● **Records shown**:
☆ ☆ ☆

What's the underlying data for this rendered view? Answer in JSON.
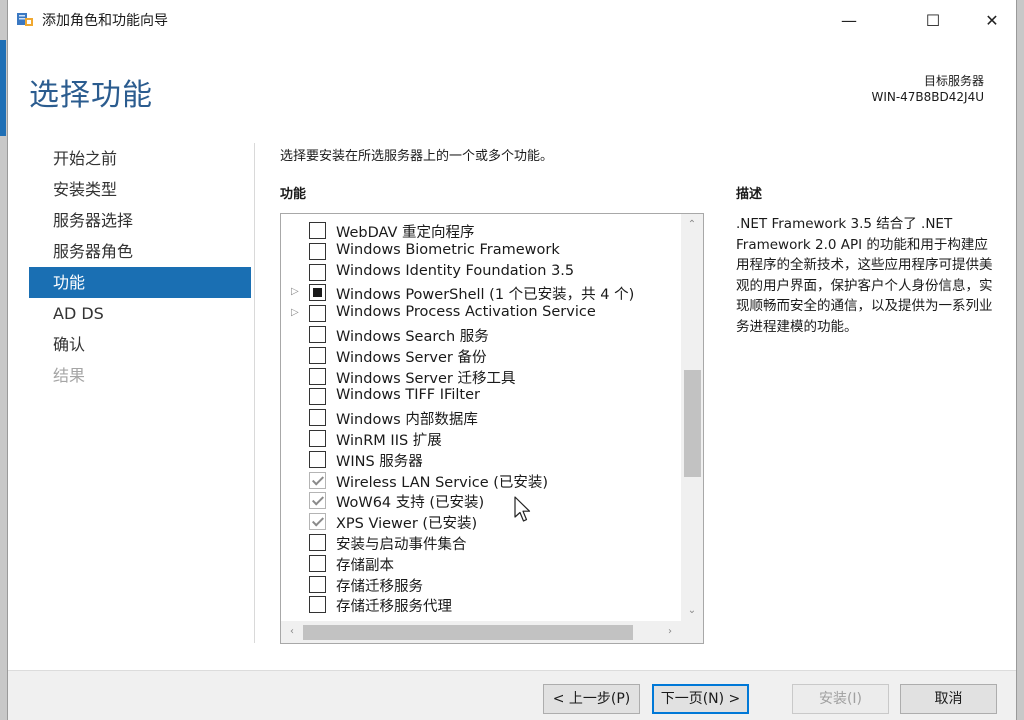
{
  "window": {
    "title": "添加角色和功能向导",
    "controls": {
      "minimize": "—",
      "maximize": "☐",
      "close": "✕"
    }
  },
  "header": {
    "page_title": "选择功能",
    "target_label": "目标服务器",
    "target_name": "WIN-47B8BD42J4U"
  },
  "sidebar": {
    "items": [
      {
        "label": "开始之前",
        "state": "normal"
      },
      {
        "label": "安装类型",
        "state": "normal"
      },
      {
        "label": "服务器选择",
        "state": "normal"
      },
      {
        "label": "服务器角色",
        "state": "normal"
      },
      {
        "label": "功能",
        "state": "active"
      },
      {
        "label": "AD DS",
        "state": "normal"
      },
      {
        "label": "确认",
        "state": "normal"
      },
      {
        "label": "结果",
        "state": "disabled"
      }
    ]
  },
  "main": {
    "intro": "选择要安装在所选服务器上的一个或多个功能。",
    "features_header": "功能",
    "features": [
      {
        "label": "WebDAV 重定向程序",
        "check": "unchecked",
        "expandable": false
      },
      {
        "label": "Windows Biometric Framework",
        "check": "unchecked",
        "expandable": false
      },
      {
        "label": "Windows Identity Foundation 3.5",
        "check": "unchecked",
        "expandable": false
      },
      {
        "label": "Windows PowerShell (1 个已安装，共 4 个)",
        "check": "partial",
        "expandable": true
      },
      {
        "label": "Windows Process Activation Service",
        "check": "unchecked",
        "expandable": true
      },
      {
        "label": "Windows Search 服务",
        "check": "unchecked",
        "expandable": false
      },
      {
        "label": "Windows Server 备份",
        "check": "unchecked",
        "expandable": false
      },
      {
        "label": "Windows Server 迁移工具",
        "check": "unchecked",
        "expandable": false
      },
      {
        "label": "Windows TIFF IFilter",
        "check": "unchecked",
        "expandable": false
      },
      {
        "label": "Windows 内部数据库",
        "check": "unchecked",
        "expandable": false
      },
      {
        "label": "WinRM IIS 扩展",
        "check": "unchecked",
        "expandable": false
      },
      {
        "label": "WINS 服务器",
        "check": "unchecked",
        "expandable": false
      },
      {
        "label": "Wireless LAN Service (已安装)",
        "check": "checked",
        "expandable": false
      },
      {
        "label": "WoW64 支持 (已安装)",
        "check": "checked",
        "expandable": false
      },
      {
        "label": "XPS Viewer (已安装)",
        "check": "checked",
        "expandable": false
      },
      {
        "label": "安装与启动事件集合",
        "check": "unchecked",
        "expandable": false
      },
      {
        "label": "存储副本",
        "check": "unchecked",
        "expandable": false
      },
      {
        "label": "存储迁移服务",
        "check": "unchecked",
        "expandable": false
      },
      {
        "label": "存储迁移服务代理",
        "check": "unchecked",
        "expandable": false
      }
    ],
    "description_header": "描述",
    "description": ".NET Framework 3.5 结合了 .NET Framework 2.0 API 的功能和用于构建应用程序的全新技术，这些应用程序可提供美观的用户界面，保护客户个人身份信息，实现顺畅而安全的通信，以及提供为一系列业务进程建模的功能。"
  },
  "footer": {
    "prev": "< 上一步(P)",
    "next": "下一页(N) >",
    "install": "安装(I)",
    "cancel": "取消"
  },
  "colors": {
    "accent": "#1a6fb3",
    "title_blue": "#2b5c8f",
    "focus_border": "#0078d7"
  }
}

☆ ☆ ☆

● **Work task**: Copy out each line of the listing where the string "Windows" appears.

● **Answer section**:
        "label": "Windows Biometric Framework",
        "label": "Windows Identity Foundation 3.5",
        "label": "Windows PowerShell (1 个已安装，共 4 个)",
        "label": "Windows Process Activation Service",
        "label": "Windows Search 服务",
        "label": "Windows Server 备份",
        "label": "Windows Server 迁移工具",
        "label": "Windows TIFF IFilter",
        "label": "Windows 内部数据库",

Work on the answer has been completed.